The Browns have 14 wins in the last three seasons, so there’s clearly work to be done to become a consistent contender. But Banner acknowledged the roster improved the last two years in the rebuilding process started under former GM Tom Heckert.
San Francisco went from out of the playoffs to Super Bowl contender in its first year under Jim Harbaugh, then made the Super Bowl last season in his second year. The 49ers may have been further along, having posted seasons of seven, eight and six wins from 2008-10.
“I don’t think there’s any fast rule,” Lombardi said. “We’re not a cooking school here. There’s not one recipe to follow. So I think you just have to constantly keep evaluating. I think the one thing you have to do is make sure you evaluate the players you have correctly, and then if you have to make changes, you do that.”
That was a theme with Lombardi. He wasn’t around last season, so he isn’t sure exactly what he has on his roster. He refuses to evaluate prematurely.
“The first rule of scouting is never begin with the end in mind,” he said. “You try not to form an opinion of a young player too early. Because then all you do is collect data to support your own opinion. That’s the hardest part of scouting.”
Lombardi had an opinion of quarterback Brandon Weeden last year as a TV analyst — it wasn’t favorable — but that’s allowed to change in his new job. The development of Weeden is critical to the Browns’ success in 2013 and will determine if the team has to find another starter for the future.
“Everything’s an evaluation. We just have to keep going,” Lombardi said. “Quarterback’s very important. I think Brandon’s a young player. He’s got a great opportunity to demonstrate his talent.”
Lombardi said the value was never right to draft a quarterback, leaving Weeden the expected starter. He also didn’t draft a receiver — although veteran Davone Bess was added in a trade — or a tight end. The team seems committed to letting the young skill position guys, particularly Weeden, receivers Greg Little and Josh Gordon and tight end Jordan Cameron, show what they’ve got in 2013.
“They’re all Cleveland Browns, and you have to know your team,” Lombardi said. “And I think that takes a little bit of time.”
Lombardi spoke vaguely about many subjects. He was clear and direct on the importance of passing the ball and rushing the passer.
“Today in football, if you can’t effectively throw the ball, if you can’t get the lead early in the game, if you can’t rush passer, then you’re going to have a hard time winning,” he said.
He said a critical stat that receives little attention is first-half point differential. The teams that lead at halftime usually win, and go to the playoffs.
“We’re going to throw the ball effectively. We’re going to get the lead, and when we get the lead, we’re going to have pass rushers that can maintain the lead,” he said. “Why draft (Barkevious) Mingo? Why sign Paul Kruger? You have Jabaal Sheard there. Well, you need to rush the passer.
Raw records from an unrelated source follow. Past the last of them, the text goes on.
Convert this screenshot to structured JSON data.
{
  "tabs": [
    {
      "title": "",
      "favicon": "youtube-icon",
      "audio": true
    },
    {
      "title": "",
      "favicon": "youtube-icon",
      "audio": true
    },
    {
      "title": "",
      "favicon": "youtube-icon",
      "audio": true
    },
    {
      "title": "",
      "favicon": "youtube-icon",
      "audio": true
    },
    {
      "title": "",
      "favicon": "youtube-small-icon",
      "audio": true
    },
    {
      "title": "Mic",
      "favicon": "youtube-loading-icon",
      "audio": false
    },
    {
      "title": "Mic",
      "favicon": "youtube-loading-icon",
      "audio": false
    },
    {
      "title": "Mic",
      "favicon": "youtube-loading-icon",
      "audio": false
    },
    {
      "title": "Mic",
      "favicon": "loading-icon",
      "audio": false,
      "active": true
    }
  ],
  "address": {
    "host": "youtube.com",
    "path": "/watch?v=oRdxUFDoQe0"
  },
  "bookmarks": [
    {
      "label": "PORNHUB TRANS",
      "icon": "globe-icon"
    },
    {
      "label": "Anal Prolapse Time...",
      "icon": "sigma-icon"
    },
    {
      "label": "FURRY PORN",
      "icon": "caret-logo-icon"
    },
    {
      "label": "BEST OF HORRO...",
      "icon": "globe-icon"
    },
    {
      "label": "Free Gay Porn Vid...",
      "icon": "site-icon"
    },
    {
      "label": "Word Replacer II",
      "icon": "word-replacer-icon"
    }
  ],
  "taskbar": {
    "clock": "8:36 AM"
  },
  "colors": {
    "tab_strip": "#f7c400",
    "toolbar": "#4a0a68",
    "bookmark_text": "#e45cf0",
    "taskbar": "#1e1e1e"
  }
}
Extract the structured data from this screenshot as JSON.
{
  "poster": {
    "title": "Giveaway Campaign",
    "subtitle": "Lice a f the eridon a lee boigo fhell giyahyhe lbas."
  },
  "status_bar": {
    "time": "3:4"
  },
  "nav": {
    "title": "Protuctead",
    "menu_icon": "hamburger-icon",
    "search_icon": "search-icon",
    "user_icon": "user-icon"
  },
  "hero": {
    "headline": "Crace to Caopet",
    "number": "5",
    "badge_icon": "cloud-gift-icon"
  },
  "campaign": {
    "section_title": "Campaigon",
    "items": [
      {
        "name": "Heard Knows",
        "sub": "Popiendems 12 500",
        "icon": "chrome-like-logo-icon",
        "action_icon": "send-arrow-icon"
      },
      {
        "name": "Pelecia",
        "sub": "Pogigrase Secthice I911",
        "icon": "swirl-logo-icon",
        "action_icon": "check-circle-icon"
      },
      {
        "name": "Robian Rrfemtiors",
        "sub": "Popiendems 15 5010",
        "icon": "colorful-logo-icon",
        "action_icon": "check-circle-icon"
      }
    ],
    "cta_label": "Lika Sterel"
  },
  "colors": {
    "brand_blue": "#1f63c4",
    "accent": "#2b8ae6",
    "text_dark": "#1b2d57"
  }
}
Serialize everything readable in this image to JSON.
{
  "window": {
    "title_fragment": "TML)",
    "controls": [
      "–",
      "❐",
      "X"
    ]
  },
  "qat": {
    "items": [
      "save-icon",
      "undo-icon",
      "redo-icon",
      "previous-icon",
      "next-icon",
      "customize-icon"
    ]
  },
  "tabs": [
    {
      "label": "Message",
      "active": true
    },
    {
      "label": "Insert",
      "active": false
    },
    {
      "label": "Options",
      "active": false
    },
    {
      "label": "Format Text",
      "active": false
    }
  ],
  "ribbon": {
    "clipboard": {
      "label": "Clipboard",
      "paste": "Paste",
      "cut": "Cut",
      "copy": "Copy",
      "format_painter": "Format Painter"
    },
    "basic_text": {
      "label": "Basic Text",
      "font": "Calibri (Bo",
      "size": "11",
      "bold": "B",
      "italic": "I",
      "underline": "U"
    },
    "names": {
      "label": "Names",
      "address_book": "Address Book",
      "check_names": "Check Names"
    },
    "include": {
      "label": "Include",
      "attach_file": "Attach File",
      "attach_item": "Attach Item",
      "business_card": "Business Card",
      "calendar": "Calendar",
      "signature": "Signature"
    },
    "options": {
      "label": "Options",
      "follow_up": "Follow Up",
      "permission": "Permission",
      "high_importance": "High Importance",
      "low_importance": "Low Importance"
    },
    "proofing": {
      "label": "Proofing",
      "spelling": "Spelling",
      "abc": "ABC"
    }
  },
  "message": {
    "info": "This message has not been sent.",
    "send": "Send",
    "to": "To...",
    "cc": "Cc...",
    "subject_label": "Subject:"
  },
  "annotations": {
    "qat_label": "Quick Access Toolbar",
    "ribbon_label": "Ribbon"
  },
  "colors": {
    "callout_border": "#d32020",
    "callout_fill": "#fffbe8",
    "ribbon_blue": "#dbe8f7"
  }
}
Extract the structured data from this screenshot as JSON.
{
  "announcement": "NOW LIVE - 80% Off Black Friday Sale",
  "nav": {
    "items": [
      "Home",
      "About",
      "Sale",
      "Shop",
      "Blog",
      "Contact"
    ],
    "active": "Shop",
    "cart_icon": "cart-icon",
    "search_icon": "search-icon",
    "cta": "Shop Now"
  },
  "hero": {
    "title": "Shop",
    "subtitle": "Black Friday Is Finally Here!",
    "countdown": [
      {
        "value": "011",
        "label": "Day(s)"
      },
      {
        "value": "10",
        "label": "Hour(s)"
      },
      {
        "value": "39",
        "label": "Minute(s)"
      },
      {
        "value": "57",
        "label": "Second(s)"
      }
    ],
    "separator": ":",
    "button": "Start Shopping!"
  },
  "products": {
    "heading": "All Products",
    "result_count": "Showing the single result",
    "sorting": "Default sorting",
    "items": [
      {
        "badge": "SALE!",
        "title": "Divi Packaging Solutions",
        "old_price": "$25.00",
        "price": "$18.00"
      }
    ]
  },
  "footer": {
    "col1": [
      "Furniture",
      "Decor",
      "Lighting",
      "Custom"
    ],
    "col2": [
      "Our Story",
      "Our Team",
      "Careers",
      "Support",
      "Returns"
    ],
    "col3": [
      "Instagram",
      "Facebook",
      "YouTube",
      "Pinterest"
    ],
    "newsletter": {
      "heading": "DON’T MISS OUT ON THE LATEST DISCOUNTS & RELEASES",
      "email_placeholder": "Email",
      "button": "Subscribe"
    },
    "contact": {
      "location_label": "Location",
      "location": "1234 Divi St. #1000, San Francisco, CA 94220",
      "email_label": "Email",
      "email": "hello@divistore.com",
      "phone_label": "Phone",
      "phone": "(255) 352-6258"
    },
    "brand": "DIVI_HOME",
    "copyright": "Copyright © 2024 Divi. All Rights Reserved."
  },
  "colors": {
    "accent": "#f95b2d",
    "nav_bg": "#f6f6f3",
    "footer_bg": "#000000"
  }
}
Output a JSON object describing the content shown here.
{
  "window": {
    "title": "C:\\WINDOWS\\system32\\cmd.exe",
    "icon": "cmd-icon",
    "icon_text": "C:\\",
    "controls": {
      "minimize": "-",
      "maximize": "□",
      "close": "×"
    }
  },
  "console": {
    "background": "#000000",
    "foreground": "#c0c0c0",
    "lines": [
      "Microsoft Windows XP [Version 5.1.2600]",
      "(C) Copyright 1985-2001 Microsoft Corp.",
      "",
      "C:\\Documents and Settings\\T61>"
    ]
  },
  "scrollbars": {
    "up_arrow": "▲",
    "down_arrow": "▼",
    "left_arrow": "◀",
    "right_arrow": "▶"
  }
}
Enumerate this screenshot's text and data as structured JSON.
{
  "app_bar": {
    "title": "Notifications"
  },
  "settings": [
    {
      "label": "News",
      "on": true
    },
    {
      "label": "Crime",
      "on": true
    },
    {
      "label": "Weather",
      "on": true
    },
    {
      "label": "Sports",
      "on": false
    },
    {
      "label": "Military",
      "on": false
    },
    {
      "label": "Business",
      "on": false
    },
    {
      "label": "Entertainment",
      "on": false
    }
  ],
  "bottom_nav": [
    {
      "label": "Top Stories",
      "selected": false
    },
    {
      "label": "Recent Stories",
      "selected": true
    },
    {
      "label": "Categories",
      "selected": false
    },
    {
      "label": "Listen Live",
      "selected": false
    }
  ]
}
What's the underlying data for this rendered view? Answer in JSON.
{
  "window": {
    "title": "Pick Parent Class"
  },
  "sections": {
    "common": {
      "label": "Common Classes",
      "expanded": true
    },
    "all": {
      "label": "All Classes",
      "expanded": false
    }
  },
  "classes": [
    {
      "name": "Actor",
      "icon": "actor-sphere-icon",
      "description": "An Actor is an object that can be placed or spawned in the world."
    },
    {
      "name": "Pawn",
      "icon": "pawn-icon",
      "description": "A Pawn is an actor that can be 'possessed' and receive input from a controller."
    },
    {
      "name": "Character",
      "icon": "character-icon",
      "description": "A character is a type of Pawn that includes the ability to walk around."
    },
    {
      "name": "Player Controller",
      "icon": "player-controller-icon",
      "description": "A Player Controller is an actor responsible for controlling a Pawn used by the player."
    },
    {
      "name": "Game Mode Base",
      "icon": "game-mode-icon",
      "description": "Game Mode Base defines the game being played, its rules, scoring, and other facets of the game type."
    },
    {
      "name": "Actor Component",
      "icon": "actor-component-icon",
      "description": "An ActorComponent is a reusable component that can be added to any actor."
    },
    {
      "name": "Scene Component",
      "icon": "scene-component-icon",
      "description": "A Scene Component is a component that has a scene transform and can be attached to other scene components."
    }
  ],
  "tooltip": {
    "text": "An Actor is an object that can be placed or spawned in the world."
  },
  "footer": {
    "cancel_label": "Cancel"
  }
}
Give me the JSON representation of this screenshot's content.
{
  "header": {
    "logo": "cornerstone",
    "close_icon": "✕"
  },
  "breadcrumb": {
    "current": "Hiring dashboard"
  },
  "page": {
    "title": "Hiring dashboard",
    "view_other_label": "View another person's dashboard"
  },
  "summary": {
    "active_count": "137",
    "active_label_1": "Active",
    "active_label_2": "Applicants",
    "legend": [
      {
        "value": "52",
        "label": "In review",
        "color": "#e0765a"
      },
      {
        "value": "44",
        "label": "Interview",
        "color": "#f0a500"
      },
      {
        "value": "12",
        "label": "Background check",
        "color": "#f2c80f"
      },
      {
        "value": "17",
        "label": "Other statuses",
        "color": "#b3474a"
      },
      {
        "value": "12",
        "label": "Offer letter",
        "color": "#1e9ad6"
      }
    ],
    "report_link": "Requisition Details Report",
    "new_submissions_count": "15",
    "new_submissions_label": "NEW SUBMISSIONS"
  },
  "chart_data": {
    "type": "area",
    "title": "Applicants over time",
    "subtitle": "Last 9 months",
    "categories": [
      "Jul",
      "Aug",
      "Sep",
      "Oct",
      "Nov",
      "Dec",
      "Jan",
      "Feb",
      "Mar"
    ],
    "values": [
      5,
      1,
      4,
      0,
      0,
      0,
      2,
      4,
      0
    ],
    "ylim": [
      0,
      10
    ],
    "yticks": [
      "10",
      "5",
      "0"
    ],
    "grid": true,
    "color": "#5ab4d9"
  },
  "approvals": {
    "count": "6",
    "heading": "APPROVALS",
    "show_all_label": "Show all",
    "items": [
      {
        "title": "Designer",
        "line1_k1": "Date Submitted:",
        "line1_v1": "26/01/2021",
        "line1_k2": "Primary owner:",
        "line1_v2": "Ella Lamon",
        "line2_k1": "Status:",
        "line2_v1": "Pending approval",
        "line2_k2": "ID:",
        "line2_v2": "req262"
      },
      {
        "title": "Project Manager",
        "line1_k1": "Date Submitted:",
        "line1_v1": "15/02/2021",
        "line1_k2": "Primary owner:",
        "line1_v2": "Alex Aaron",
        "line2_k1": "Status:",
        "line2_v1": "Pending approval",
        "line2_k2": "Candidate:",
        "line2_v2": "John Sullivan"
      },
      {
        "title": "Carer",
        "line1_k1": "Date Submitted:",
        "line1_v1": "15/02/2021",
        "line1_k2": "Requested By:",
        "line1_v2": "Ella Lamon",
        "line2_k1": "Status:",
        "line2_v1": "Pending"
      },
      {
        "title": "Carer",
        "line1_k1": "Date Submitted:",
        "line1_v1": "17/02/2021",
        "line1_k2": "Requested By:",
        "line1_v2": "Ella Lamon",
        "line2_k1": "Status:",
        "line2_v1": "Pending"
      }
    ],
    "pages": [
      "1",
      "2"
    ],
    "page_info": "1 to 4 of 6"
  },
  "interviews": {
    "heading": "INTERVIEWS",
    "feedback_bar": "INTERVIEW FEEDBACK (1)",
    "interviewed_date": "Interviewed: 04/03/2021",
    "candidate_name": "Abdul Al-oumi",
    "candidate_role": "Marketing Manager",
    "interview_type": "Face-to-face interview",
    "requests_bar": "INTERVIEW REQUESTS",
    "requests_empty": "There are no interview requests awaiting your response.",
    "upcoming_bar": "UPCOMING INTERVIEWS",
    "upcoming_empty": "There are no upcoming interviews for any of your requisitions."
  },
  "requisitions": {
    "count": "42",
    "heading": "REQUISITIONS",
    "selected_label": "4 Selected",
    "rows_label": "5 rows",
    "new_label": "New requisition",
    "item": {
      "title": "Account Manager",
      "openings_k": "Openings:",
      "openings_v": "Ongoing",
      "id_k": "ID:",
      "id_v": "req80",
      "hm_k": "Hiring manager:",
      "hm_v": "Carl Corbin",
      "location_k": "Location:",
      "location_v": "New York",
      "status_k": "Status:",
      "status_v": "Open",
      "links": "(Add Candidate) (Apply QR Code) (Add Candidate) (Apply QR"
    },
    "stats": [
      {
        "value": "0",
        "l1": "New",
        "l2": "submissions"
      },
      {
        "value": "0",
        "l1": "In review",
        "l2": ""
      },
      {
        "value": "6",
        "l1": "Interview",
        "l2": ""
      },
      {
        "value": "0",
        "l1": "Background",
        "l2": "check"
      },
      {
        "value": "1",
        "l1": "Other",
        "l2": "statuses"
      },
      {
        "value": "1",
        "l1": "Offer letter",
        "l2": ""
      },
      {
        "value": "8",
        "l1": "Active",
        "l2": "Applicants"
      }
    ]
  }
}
So the philosophy has to follow.”
Lombardi said the only way to beat great quarterbacks is to pressure them, and veered back to the pass rush when asked about the possibility of starting two rookies in the secondary in cornerback Leon McFadden and safety Jamoris Slaughter.
“You can play with young players if you can rush the passer,” he said.